Very respectfully, your obedient servant,


Brigadier-General of Volunteers.

NEW YORK, May 22, 1864.

Honorable E. M. STANTON:

I have the honor to request permission for Mrs. Foster, child, and servant to accompany me to Hilton Head. Will you do me the favor to answer at once, as the steamer sails at 12 m.?


Major-General of Volunteers.


Washington City, May 22, 1864-9 p. m.

Major-General FOSTER,

New York:

Your dispatch of to-day has just reached me. Mrs. Foster and your children may accompany you. I was a good deal surprised to learn that you had not gone to your command before this time.


Secretary of War.

SAINT AUGUSTINE, FLA., May 22, 1864.

Captain W. L. M. BURGER,

Assistant Adjutant-General:

CAPTAIN: I arrived at this place last evening, and to-day we are ordered on an expedition into the interior by General Gordon.

Colonel Noble says he has not received the order to turn over the command of the post to me, and that he waits to receive it through the proper official channel. My leaving Hilton Head on the night of the 20th was more hasty than I liked, but in the high state of excitement in which I found my men, it seemed to be a matter of the first importance to get away with them as quickly as possible. The sight and conduct of the women had thrown them into such a state of excitement, bordering on mutiny, as I never saw before, and hope never to see again. It was all over with them as soon as we got away, and they are now as gentle as ever. I have put a few of them in arrest, and have reduced one of the sergeants for refusing to assist in quelling the disturbance.

I have the honor to be, captain, your most obedient servant,


Colonel Thirty-fourth U. S. Colored Troops.

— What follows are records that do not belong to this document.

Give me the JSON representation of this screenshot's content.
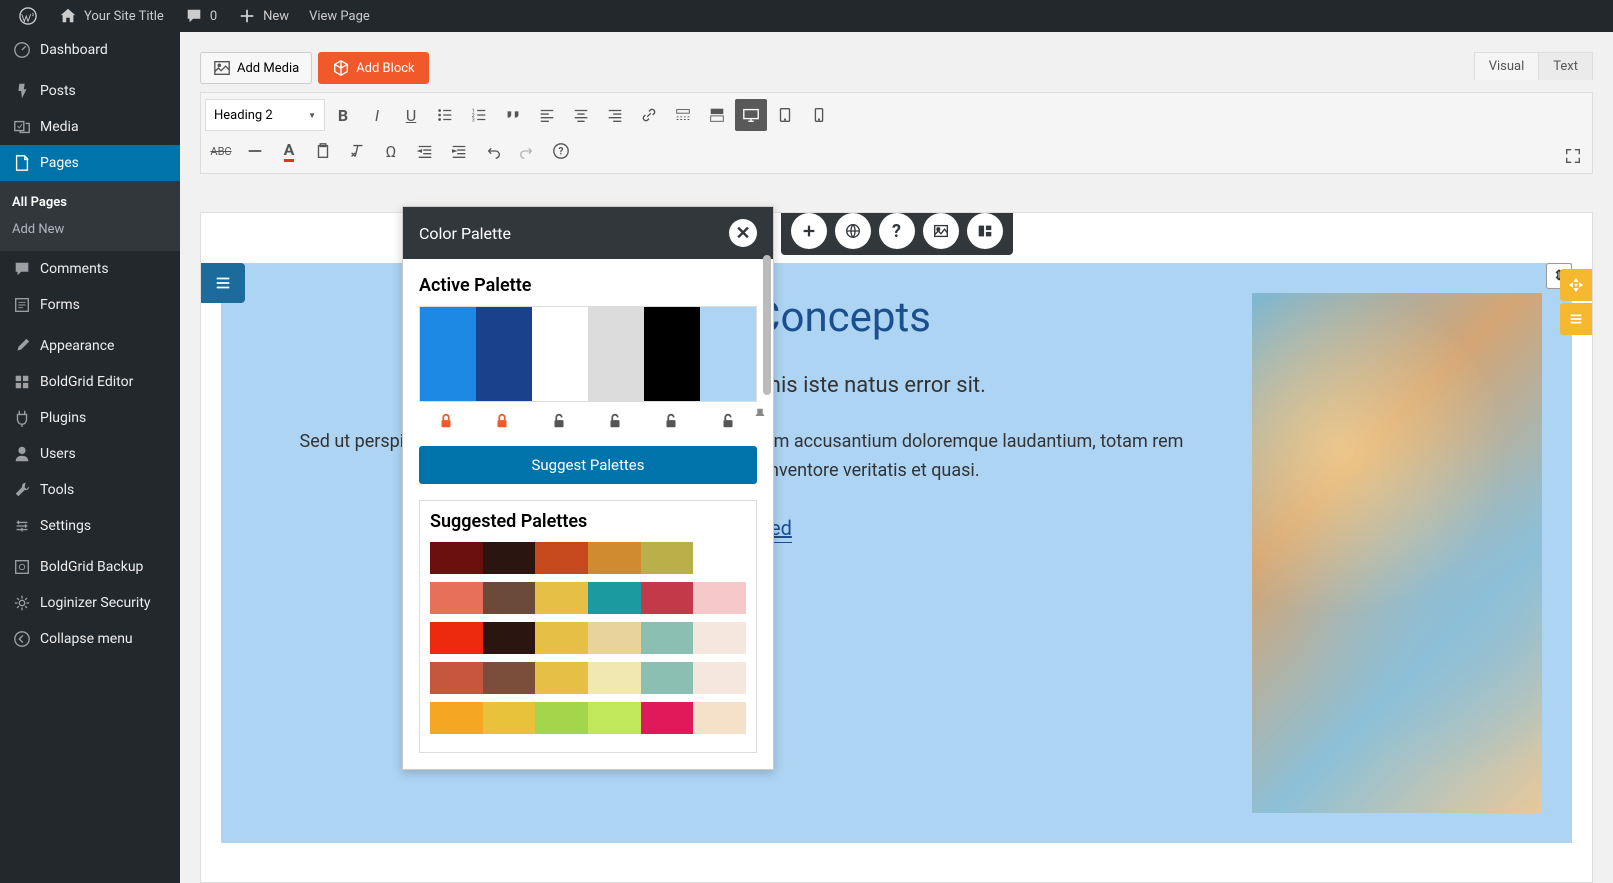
{
  "admin_bar": {
    "site_title": "Your Site Title",
    "comment_count": "0",
    "new": "New",
    "view_page": "View Page"
  },
  "sidebar": {
    "items": [
      {
        "icon": "dashboard",
        "label": "Dashboard"
      },
      {
        "icon": "pin",
        "label": "Posts"
      },
      {
        "icon": "media",
        "label": "Media"
      },
      {
        "icon": "page",
        "label": "Pages",
        "active": true
      },
      {
        "icon": "comment",
        "label": "Comments"
      },
      {
        "icon": "forms",
        "label": "Forms"
      },
      {
        "icon": "brush",
        "label": "Appearance"
      },
      {
        "icon": "boldgrid",
        "label": "BoldGrid Editor"
      },
      {
        "icon": "plugin",
        "label": "Plugins"
      },
      {
        "icon": "user",
        "label": "Users"
      },
      {
        "icon": "wrench",
        "label": "Tools"
      },
      {
        "icon": "settings",
        "label": "Settings"
      },
      {
        "icon": "backup",
        "label": "BoldGrid Backup"
      },
      {
        "icon": "gear",
        "label": "Loginizer Security"
      },
      {
        "icon": "collapse",
        "label": "Collapse menu"
      }
    ],
    "sub_items": [
      {
        "label": "All Pages",
        "current": true
      },
      {
        "label": "Add New"
      }
    ]
  },
  "editor": {
    "add_media": "Add Media",
    "add_block": "Add Block",
    "format_select": "Heading 2",
    "tabs": {
      "visual": "Visual",
      "text": "Text"
    }
  },
  "panel": {
    "title": "Color Palette",
    "active_title": "Active Palette",
    "active_colors": [
      "#1e88e5",
      "#1a418c",
      "#ffffff",
      "#dcdcdc",
      "#000000",
      "#aed4f4"
    ],
    "locks": [
      true,
      true,
      false,
      false,
      false,
      false
    ],
    "suggest_btn": "Suggest Palettes",
    "suggested_title": "Suggested Palettes",
    "suggested": [
      [
        "#6b0e0e",
        "#2b1510",
        "#c6481d",
        "#d08a30",
        "#b9b04a",
        "#ffffff"
      ],
      [
        "#e6705a",
        "#6b4a3a",
        "#e6c044",
        "#1b9ba0",
        "#c23a4a",
        "#f5c9c9"
      ],
      [
        "#ed2a0e",
        "#2b1510",
        "#e6c044",
        "#e8d49a",
        "#8abfb2",
        "#f5e6de"
      ],
      [
        "#c6563e",
        "#7a4e3a",
        "#e6c044",
        "#f0e8b0",
        "#8abfb2",
        "#f5e6de"
      ],
      [
        "#f5a623",
        "#e8c23a",
        "#a3d64a",
        "#c1e85a",
        "#e01a5a",
        "#f5e0c9"
      ]
    ]
  },
  "content": {
    "heading": "Innovative Concepts",
    "lead": "Sed ut perspiciatis unde omnis iste natus error sit.",
    "body": "Sed ut perspiciatis unde omnis iste natus error sit voluptatem accusantium doloremque laudantium, totam rem aperiam, eaque ipsa quae ab illo inventore veritatis et quasi.",
    "cta": "Get Started"
  }
}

P. S.-The men had found liquor somewhere, but from whom they obtained it I have not been able to learn. Some of the men were intoxicated, and much, if not all, of the mutinous conduct can, I think, be attributed to that cause.